▶ WHAT YOU WILL DO
Find and copy each line in the material below where the string "name" occurs.

▶ THE DATA
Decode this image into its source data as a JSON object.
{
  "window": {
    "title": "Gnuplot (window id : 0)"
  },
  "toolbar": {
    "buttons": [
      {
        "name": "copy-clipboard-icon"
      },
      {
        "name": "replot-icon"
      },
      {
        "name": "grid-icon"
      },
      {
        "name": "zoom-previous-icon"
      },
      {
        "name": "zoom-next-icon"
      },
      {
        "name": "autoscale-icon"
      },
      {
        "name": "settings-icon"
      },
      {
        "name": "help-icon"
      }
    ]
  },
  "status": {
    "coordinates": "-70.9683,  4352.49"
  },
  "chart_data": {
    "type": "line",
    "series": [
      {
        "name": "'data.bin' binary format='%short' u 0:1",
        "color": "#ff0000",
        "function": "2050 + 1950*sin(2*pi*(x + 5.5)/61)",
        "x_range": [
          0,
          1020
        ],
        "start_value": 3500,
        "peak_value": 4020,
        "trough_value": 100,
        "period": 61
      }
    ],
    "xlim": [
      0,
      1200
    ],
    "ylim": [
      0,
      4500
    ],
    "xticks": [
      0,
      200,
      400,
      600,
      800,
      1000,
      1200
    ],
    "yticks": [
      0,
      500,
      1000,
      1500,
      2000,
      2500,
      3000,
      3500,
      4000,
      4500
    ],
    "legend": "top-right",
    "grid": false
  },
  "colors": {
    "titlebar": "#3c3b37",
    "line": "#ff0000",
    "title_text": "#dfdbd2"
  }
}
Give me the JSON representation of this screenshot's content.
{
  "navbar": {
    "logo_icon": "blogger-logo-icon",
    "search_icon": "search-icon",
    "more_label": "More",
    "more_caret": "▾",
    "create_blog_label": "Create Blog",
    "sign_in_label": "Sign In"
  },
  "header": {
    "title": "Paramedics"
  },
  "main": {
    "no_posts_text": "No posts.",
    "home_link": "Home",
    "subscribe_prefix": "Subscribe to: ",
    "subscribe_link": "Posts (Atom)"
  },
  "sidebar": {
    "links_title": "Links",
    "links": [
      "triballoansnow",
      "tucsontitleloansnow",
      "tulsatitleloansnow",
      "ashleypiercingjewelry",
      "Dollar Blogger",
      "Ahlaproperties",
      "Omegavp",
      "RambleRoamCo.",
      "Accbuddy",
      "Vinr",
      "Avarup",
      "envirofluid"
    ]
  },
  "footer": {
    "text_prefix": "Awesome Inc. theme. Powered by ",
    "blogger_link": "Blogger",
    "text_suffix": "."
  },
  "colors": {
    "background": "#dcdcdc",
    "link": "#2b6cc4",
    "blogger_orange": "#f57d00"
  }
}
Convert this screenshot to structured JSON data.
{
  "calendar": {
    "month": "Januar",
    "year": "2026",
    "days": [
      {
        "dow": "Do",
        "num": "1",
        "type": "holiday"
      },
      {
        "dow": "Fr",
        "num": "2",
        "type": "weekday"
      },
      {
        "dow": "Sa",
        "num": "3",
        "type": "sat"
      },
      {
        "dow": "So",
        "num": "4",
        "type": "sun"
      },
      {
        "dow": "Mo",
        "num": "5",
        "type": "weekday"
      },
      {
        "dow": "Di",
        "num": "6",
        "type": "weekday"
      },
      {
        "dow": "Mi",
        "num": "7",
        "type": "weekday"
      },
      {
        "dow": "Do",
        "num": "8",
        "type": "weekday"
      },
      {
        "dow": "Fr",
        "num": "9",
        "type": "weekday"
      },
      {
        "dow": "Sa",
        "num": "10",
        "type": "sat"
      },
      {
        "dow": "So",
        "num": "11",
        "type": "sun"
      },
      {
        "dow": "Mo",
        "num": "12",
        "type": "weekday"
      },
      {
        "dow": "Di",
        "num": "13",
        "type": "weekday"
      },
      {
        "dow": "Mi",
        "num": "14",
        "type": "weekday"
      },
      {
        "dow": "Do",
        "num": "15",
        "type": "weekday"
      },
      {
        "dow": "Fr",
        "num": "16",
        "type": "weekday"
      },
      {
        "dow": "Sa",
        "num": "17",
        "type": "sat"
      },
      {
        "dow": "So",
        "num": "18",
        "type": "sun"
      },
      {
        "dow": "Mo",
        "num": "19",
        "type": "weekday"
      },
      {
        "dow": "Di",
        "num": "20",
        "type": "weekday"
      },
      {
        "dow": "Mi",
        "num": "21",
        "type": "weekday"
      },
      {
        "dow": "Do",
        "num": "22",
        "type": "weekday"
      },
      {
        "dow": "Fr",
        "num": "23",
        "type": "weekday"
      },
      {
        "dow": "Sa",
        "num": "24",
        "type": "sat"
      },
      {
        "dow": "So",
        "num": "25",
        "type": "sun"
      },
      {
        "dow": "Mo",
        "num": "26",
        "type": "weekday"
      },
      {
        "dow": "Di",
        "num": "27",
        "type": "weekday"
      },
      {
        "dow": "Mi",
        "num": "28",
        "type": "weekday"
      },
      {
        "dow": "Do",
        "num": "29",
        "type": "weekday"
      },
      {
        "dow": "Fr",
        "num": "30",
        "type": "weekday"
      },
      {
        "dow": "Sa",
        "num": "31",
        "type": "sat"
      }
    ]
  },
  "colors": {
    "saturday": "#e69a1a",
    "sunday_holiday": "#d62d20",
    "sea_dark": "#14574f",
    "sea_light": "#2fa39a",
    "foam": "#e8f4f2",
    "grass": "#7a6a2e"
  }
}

▶ RESPONSE FOR THIS EXERCISE
        "name": "copy-clipboard-icon"
        "name": "replot-icon"
        "name": "grid-icon"
        "name": "zoom-previous-icon"
        "name": "zoom-next-icon"
        "name": "autoscale-icon"
        "name": "settings-icon"
        "name": "help-icon"
        "name": "'data.bin' binary format='%short' u 0:1",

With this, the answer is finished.